Farpoint by Impulse Gear is finally out exclusively on PlayStation VR (PSVR) and gamers around the world are gunning down countless jumping bugs, venom-shooting monsters, and enormous burrowing spider beasts.
You can read our review of the full game right here and watch the video version down below, but suffice it to say that Farpoint isn’t quite groundbreaking enough to revolutionize the way FPS games are made for years to come or anything, but it certainly gets much more right than it does wrong.
And as fun of a game as it is, Farpoint does have some quirks that need to be explained.
We’ve put together this list of seven tips to help new players survive in the dangerous world of Farpoint.
You Should Play With The Aim Controller
Sony has made it very clear from the start that Farpoint was designed specifically with the PSVR Aim Controller in mind. That being said, it can be fully played and enjoyed simply using the DualShock 4 controller instead — but that doesn’t mean you should.
A lot of people will probably buy Farpoint by itself without the Aim to save $30, but that would be a mistake. Waving a standard gamepad around is a horrible replacement for the immersive feeling that holding an actual rifle in your arms brings. If you’r gonna play Farpoint, you should play it right.
Take It Slow At First
Farpoint is an intense game full of violence, gore, and fast-paced action. Within the first hour you’ll have to shoot countless alien monsters and before long will be facing off against entire swaths of enemies one after the other.
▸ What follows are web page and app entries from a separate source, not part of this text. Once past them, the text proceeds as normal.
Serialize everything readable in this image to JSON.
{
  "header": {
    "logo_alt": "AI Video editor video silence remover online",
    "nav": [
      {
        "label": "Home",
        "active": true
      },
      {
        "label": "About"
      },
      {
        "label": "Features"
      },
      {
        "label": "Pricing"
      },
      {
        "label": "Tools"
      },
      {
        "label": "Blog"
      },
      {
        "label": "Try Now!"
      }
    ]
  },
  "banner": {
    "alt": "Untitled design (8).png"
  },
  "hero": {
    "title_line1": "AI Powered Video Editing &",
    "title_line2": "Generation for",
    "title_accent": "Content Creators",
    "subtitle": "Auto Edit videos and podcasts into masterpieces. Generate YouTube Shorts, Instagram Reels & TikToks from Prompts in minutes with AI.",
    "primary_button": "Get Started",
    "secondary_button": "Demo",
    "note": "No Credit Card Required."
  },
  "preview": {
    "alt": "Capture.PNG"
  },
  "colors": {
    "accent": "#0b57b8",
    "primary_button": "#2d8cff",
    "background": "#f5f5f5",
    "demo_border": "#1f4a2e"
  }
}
As a result, it can be taxing on someone if you’re not adept at dealing with intense VR games.
For some people sitting down helps, but for others standing up and staying active can help as well. Since the game uses the analog stick to move you around, some people may feel motion sickness so it’s best to try and take things slowly at first.
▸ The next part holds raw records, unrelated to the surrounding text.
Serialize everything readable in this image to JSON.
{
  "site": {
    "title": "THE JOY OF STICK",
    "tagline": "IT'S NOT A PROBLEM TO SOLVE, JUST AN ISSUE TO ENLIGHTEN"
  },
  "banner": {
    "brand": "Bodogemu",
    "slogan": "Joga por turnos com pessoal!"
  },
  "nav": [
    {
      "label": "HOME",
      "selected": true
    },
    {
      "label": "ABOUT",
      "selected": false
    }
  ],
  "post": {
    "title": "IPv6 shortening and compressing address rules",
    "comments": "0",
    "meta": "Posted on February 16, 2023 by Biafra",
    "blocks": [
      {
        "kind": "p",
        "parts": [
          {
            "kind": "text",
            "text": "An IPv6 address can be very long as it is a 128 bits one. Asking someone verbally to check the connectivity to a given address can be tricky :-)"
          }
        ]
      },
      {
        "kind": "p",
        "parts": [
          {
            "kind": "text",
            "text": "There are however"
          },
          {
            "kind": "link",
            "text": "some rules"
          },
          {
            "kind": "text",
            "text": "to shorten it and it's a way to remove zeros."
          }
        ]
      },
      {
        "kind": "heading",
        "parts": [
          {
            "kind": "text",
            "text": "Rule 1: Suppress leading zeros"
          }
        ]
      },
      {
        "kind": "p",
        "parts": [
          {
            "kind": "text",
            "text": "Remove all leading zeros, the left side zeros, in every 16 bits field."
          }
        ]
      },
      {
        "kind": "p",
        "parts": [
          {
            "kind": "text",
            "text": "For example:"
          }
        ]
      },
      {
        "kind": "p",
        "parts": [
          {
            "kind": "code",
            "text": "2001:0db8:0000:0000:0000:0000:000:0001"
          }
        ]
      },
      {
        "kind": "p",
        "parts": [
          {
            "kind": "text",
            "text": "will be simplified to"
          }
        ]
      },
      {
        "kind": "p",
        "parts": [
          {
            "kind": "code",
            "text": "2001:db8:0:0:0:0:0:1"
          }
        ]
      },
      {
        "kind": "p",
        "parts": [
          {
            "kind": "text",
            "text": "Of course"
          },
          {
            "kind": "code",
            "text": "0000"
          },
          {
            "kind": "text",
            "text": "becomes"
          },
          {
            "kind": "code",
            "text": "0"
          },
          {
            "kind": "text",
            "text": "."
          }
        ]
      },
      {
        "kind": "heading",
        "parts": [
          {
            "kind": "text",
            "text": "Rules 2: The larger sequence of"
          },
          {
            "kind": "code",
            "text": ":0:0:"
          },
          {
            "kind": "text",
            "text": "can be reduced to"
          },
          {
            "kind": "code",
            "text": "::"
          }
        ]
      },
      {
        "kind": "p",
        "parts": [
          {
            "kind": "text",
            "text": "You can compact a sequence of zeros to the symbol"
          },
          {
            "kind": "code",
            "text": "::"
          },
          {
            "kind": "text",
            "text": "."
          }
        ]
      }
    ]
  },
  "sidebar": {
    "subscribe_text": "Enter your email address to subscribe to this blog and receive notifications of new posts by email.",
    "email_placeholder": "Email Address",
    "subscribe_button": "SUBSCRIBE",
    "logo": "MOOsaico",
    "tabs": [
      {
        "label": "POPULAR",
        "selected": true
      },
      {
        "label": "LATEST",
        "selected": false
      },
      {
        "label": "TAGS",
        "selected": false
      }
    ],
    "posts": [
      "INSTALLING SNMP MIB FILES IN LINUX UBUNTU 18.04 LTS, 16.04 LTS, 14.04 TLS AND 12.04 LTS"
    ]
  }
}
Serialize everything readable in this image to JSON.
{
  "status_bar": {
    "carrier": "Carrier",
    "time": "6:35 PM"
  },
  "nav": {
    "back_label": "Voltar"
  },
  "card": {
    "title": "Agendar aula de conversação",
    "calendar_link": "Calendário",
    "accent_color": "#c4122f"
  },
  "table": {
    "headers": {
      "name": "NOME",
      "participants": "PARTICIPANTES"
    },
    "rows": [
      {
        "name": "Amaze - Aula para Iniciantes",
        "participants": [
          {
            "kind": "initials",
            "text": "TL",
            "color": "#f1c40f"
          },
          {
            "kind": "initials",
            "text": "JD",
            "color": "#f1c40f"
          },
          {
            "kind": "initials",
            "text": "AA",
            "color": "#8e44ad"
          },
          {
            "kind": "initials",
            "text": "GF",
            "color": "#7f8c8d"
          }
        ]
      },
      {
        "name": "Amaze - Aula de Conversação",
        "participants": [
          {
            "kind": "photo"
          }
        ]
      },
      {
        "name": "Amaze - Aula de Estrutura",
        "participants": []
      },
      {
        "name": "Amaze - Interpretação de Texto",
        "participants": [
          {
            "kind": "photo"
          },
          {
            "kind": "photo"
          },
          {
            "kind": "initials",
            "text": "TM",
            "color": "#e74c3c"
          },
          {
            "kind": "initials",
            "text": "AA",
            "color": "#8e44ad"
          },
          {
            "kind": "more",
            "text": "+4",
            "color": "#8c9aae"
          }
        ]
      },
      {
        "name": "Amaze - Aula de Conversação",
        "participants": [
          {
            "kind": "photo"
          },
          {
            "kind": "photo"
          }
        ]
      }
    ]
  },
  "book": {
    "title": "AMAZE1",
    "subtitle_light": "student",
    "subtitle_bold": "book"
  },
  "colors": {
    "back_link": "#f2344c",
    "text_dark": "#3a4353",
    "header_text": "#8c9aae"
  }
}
Point To Move
One thing that’s a bit tricky about how Farpoint’s movement works is that since your headset and the Aim controller (or DualShock) aren’t connected, your head acts like a third analog stick in a way.
As a result, moving the analog stick “forward” moves you forward relative to where the controller is pointing. This allows you to actively look around the environment as you move instead of only moving in the direction that your face is pointing.
Get Used To Back-Pedaling
When I come across an enemy in Farpoint, my first reaction is to usually stop in place and start moving backwards. It’s common practice in shooters and MMOs, often referred to as “kiting’ an enemy, and it felt borderline necessary in Farpoint.
Small enemies like to jump at you, which back-pedaling can help with avoiding, and the larger enemies love to come charging right at you, so going backwards is often the only way to add a cushion that lets you get a few extra shots off before dying.
Switch Weapons Often
Maybe it’s my (lack of) accuracy, but one thing I noticed is that some of the game’s tougher enemies soak up a lot of bullets. Also, they have a habit of bearing down onto you just as you finish emptying your shotgun or overheating your assault rifle.
As a result the best course of action much of the time is to switch weapons instead of reloading. Once you finally get more weapons, you can switch by either quickly lifting the Aim over your shoulder or pressing the Triangle button above the back analog stick.
Survivors Keep Moving
Remember when I said to get used to the idea of back-pedaling a lot? Well, you should also get used to the idea of just constantly moving around in general. Running at enemies, side-stepping, and everything in between should all become part of your gameplay vocabulary.
As is the case with most shooters, standing still is one of the worst things you can do. Farpoint is littered with baddies that lob big, green sacs of venom at you from a distance and can quickly kill you if you don’t keep moving.
Play Around With The Game’s Settings
Once you get into the core of the experience down on the alien planet you should hit the options button and check out the game’s settings, particularly as they relate to turning. The front analog stick will always control movement forward, backwards, and side-stepping, but the back analog stick can optionally be toggled as well.
If you enable the back analog stick for turning then you can use it to twist your point-of-view laterally. The setting can be adjusted to either smooth at various speeds or a more staggered “comfort” version of turning as well.
This concludes our list of tips for playing Farpoint! If you’re enjoying either the single player campaign, challenge maps, or cooperative multiplayer, what do you think of the game so far? Let us know in the comments below!